Word on the Hill is that a Senate deal to end the partial government shutdown and lift the debt ceiling will be reached on Tuesday. Although specific details are murky and subject to change, the broad outlines of the deal indicate a complete victory for Sen. Harry Reid and the Democrat caucus. With the partial government shutdown entering its third week, it looks increasingly likely that the GOP will gain next to nothing from the stand-off.
The deal negotiated between Reid and GOP Leader Mitch McConnell would reopen the government through January 15th. The GOP had sought to lock-in lower levels of spending due to next year’s sequester cuts, but that seems off the table now. The deal would also raise the debt ceiling until early February. It sets up another contentious fight over spending and debt in the critical 2014 election year.
In exchange, the GOP secured the creation of a large bi-cameral, bi-partisan commission or committee to explore budget and spending reforms. It also secured a provision to force the Obama Administration to take steps to verify the income of people seeking ObamaCare subsidies. That requirement is in the existing law, but was waived recently by the Administration.
Democrats also seem to have secured a priority for their union allies. The deal, reportedly, would delay for one year ObamaCare’s “reinsurance” tax on group plans. Repealing this tax was a key policy goal for labor.
It is hard to see this deal as anything but a complete capitulation by the GOP. The national debt would increase, without corresponding spending cuts or other reforms. Federal spending would resume at a higher level than required by the Budget Control Act, passed in 2011. Given the GOP’s inability to secure any meaningful reforms in these negotiations, it is hard to imagine it would fair better with a commission.
If a deal is reached Tuesday, it could still take several days to pass the Senate. Any one Senator can object to the deal, forcing the Senate to consider the deal through its Byzantine process. It isn’t likely to pass the Senate until well after Treasury’s October 17 deadline for new borrowing authority.

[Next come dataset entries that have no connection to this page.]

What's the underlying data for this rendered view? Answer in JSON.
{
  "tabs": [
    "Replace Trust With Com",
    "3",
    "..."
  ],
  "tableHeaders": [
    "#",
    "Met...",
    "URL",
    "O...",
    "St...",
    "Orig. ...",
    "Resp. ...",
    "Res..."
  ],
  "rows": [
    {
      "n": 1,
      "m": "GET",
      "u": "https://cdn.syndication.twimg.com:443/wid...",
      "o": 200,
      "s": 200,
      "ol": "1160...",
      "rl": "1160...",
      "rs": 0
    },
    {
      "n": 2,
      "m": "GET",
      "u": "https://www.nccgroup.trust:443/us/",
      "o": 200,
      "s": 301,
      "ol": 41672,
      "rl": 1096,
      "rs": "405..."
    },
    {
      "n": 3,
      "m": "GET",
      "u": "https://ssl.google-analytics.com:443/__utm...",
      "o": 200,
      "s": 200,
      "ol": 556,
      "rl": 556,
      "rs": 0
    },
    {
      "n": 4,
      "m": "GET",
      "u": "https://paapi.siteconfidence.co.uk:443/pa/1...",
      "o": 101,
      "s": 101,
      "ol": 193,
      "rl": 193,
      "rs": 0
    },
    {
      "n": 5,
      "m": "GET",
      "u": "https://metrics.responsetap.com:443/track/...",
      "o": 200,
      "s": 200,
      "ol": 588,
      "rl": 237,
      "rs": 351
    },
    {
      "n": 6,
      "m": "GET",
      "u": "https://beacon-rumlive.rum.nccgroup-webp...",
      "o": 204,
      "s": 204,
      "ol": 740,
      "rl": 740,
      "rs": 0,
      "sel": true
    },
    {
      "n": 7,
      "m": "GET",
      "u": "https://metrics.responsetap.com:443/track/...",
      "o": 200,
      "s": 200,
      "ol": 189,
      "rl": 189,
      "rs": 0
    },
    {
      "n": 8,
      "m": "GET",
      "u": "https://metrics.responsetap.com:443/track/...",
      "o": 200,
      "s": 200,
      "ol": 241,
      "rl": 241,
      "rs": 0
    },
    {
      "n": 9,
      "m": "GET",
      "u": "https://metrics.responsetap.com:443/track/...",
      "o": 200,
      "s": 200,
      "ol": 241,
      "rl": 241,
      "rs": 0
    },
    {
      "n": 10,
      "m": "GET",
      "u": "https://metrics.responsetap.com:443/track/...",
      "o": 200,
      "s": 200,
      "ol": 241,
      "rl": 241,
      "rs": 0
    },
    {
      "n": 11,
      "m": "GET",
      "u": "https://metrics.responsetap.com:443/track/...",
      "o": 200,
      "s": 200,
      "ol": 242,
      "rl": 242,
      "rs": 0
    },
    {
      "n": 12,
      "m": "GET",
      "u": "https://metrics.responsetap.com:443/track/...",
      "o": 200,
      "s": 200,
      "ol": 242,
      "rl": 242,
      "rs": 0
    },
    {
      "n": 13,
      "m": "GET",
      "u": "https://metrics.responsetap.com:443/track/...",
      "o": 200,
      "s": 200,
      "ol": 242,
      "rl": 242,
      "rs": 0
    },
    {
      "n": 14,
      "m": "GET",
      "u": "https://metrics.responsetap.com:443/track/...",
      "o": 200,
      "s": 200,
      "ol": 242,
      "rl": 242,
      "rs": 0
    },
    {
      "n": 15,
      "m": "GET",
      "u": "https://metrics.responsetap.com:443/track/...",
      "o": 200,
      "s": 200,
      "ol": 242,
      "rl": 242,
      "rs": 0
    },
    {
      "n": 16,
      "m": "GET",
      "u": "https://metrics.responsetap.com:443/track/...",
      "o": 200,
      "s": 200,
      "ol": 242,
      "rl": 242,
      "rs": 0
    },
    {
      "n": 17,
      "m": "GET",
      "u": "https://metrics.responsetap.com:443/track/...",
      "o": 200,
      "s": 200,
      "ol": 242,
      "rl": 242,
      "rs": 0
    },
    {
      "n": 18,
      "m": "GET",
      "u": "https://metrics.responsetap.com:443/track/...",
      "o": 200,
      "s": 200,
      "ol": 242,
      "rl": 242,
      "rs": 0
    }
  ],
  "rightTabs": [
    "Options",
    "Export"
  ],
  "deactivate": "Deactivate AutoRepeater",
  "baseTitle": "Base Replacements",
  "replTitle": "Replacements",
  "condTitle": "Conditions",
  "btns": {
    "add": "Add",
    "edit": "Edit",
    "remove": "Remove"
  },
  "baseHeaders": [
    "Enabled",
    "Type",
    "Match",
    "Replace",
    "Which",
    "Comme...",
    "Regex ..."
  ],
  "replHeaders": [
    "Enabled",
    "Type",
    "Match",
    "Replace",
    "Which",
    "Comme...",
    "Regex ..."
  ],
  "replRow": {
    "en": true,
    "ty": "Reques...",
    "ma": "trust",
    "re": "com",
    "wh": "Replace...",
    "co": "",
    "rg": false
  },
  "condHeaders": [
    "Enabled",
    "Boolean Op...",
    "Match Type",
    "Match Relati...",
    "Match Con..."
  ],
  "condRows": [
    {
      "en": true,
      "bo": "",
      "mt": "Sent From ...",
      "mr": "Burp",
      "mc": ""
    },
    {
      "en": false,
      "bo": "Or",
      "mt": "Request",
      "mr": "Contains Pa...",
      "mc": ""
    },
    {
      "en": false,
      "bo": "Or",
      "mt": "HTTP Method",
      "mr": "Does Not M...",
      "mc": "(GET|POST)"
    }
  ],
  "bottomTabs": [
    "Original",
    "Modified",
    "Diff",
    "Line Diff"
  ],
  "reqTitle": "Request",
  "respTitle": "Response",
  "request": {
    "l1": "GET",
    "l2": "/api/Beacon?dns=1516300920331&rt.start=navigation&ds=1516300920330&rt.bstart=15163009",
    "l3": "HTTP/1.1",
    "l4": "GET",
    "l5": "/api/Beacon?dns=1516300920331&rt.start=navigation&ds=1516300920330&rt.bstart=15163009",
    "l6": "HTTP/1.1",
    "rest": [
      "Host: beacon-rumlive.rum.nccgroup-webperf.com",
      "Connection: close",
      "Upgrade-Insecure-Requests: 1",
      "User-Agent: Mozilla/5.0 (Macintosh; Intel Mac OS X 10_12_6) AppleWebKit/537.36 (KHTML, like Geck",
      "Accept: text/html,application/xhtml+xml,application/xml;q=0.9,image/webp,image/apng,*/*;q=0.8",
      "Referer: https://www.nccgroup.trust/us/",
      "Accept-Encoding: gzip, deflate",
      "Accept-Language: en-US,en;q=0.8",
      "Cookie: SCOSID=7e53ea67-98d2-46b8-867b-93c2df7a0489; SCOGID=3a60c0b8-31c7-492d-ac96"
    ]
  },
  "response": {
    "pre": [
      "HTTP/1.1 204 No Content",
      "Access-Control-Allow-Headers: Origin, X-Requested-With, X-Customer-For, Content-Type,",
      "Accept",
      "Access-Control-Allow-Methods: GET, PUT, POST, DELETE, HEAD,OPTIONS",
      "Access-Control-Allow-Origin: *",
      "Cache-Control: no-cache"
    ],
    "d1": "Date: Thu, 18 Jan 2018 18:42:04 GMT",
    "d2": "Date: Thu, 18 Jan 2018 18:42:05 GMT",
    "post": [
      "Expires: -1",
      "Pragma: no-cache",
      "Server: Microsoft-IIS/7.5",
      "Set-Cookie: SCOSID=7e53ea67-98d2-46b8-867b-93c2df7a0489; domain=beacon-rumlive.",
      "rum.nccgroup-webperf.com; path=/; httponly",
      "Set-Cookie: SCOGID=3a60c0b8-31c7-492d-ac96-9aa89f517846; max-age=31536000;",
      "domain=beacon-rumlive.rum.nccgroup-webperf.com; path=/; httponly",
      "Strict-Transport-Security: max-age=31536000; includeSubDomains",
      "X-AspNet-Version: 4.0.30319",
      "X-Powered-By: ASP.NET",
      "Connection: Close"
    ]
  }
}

If the House gets the deal several days past the debt deadline, the chamber will come under extraordinary pressure to approve the deal.